Maritime Reporter May 2015 Digital Edition
FREE Maritime Reporter Subscription
Latest Maritime News    rss feeds

People & Company News

Baltic Mercur II makes maiden voyage to Antwerp

This week Atlantic Ro-Ro Carriers (ARRC) celebrates the maiden voyage of the Baltic Mercur II via the port of Antwerp as part of their regular transatlantic service to the US Gulf.

USCG Provides Safety Tips to Paddlesports Enthusiasts

As the boating season unofficially begins, the 9th Coast Guard District is reminding paddlesport enthusiasts to take precautions to ensure safe trips and increase

USS George Washington Completes Carrier Qualifications

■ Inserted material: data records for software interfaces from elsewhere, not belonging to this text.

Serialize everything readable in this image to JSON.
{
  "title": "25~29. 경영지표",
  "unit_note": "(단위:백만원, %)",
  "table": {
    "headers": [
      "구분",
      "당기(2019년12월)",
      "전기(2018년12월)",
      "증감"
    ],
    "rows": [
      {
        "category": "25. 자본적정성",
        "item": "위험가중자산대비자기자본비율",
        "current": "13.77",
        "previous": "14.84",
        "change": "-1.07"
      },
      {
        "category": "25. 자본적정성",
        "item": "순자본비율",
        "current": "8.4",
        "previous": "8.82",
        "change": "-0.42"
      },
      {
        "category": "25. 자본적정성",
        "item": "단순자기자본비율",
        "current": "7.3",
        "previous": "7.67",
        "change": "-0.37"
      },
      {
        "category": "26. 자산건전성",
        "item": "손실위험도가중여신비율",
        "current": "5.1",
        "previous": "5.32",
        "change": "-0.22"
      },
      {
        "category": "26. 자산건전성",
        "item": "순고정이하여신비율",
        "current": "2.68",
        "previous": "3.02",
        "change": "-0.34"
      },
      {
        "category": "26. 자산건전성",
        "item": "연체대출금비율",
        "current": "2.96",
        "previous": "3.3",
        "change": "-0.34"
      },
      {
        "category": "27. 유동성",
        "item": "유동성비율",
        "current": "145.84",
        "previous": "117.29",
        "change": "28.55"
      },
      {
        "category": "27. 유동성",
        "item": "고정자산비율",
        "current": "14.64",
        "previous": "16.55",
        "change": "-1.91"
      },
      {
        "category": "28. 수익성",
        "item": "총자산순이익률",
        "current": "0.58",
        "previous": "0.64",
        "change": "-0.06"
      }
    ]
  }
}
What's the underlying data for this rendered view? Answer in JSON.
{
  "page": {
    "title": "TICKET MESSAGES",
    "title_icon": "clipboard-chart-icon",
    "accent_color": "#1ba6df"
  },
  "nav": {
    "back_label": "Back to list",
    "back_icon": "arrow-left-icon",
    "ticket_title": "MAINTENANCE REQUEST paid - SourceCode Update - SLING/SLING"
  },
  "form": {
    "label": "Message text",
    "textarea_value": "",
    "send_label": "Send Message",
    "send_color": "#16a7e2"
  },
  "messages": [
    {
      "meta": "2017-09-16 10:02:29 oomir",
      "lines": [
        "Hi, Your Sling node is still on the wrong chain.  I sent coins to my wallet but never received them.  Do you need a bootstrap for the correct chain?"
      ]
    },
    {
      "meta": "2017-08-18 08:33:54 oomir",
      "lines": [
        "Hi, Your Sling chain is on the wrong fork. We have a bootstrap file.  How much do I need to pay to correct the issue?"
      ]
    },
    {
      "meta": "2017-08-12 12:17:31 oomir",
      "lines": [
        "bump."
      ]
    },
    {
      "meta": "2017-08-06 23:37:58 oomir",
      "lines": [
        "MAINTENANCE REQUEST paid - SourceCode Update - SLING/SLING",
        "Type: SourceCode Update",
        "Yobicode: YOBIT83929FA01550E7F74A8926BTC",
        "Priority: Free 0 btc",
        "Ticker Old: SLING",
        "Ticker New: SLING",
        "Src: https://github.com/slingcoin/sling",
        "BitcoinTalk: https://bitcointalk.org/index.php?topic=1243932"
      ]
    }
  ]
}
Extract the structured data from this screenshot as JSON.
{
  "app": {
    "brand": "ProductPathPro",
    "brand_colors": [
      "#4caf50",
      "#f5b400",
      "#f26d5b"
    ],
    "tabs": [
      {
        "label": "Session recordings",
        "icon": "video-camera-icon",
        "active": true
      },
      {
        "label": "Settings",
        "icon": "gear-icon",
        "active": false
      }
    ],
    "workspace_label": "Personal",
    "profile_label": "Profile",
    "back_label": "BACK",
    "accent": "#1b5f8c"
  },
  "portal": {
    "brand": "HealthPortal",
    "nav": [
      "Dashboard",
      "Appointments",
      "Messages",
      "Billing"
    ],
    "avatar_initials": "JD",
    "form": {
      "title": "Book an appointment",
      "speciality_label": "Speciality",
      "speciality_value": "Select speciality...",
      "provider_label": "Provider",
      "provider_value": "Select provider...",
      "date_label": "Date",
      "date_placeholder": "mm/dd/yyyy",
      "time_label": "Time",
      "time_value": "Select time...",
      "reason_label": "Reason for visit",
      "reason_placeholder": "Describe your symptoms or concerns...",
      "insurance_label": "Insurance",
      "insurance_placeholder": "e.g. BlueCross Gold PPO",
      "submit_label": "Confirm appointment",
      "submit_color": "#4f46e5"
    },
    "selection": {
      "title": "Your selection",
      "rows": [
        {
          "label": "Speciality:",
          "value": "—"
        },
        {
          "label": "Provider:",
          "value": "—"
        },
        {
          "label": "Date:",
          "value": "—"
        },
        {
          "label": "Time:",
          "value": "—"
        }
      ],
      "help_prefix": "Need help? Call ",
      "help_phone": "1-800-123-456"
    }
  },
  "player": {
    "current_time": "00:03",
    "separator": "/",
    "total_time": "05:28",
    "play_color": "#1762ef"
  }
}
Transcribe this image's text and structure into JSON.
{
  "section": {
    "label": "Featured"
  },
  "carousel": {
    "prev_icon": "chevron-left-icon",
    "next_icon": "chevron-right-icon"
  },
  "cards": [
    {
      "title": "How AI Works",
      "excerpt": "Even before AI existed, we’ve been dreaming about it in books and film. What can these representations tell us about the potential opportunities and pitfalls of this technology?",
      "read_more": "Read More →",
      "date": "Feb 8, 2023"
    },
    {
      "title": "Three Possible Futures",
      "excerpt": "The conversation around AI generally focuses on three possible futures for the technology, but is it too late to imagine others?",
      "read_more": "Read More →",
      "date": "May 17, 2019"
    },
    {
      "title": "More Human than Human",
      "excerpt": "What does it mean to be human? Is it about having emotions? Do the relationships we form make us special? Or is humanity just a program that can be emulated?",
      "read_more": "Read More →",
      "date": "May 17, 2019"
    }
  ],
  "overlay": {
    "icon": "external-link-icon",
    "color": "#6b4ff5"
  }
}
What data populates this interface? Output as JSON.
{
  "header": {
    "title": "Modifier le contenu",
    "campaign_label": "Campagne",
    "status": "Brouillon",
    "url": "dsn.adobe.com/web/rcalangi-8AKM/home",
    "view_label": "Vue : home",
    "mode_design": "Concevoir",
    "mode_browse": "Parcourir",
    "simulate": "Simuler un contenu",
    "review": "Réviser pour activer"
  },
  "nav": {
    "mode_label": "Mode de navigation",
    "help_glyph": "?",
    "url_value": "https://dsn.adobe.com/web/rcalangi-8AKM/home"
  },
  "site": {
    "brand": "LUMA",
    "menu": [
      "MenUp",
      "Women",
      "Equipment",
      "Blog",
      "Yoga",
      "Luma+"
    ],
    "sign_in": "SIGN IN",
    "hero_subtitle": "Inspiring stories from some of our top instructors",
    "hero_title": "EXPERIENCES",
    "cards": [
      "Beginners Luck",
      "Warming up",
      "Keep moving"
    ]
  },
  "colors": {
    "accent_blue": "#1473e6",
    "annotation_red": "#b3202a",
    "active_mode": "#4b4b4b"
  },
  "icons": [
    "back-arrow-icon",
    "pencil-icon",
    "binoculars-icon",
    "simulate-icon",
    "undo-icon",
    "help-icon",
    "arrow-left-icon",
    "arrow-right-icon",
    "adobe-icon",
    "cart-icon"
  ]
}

Carrier Air Wing (CVW) 5 and the Nimitz-class aircraft carrier USS George Washington (CVN 73) completed its carrier qualifications (CQ), May 23. CQ allows

Maritime Security

Singapore and China Conclude Naval Drill

The Republic of Singapore Navy (RSN) and the People's Liberation Army (Navy) (PLAN) concluded the inaugural Exercise Maritime Cooperation, a new bilateral naval exercise series on Tuesday (May 26).

Japan, Malaysia to Beef up Maritime Cooperation

Japanese Prime Minister Shinzo Abe and his Malaysian counterpart Najib Razak pledged to advance defense and maritime cooperation.   It is the first time that

Libyan War Plane Bombs another Tanker

A fighter jet operated by Libya's military force backed attacked an oil tanker that was about to anchor in the northern city of Sirte, reports local media.   Lt Gen.

 
 
Maritime Contracts Maritime Security Maritime Standards Naval Architecture Navigation Pipelines Port Authority Ship Electronics Ship Repair Ship Simulators
rss | archive | history | articles | privacy | contributors | top maritime news | about us | copyright | maritime magazines
maritime security news | shipbuilding news | maritime industry | shipping news | maritime reporting | workboats news | ship design | maritime business

Time taken: 0.4479 sec (2 req/sec)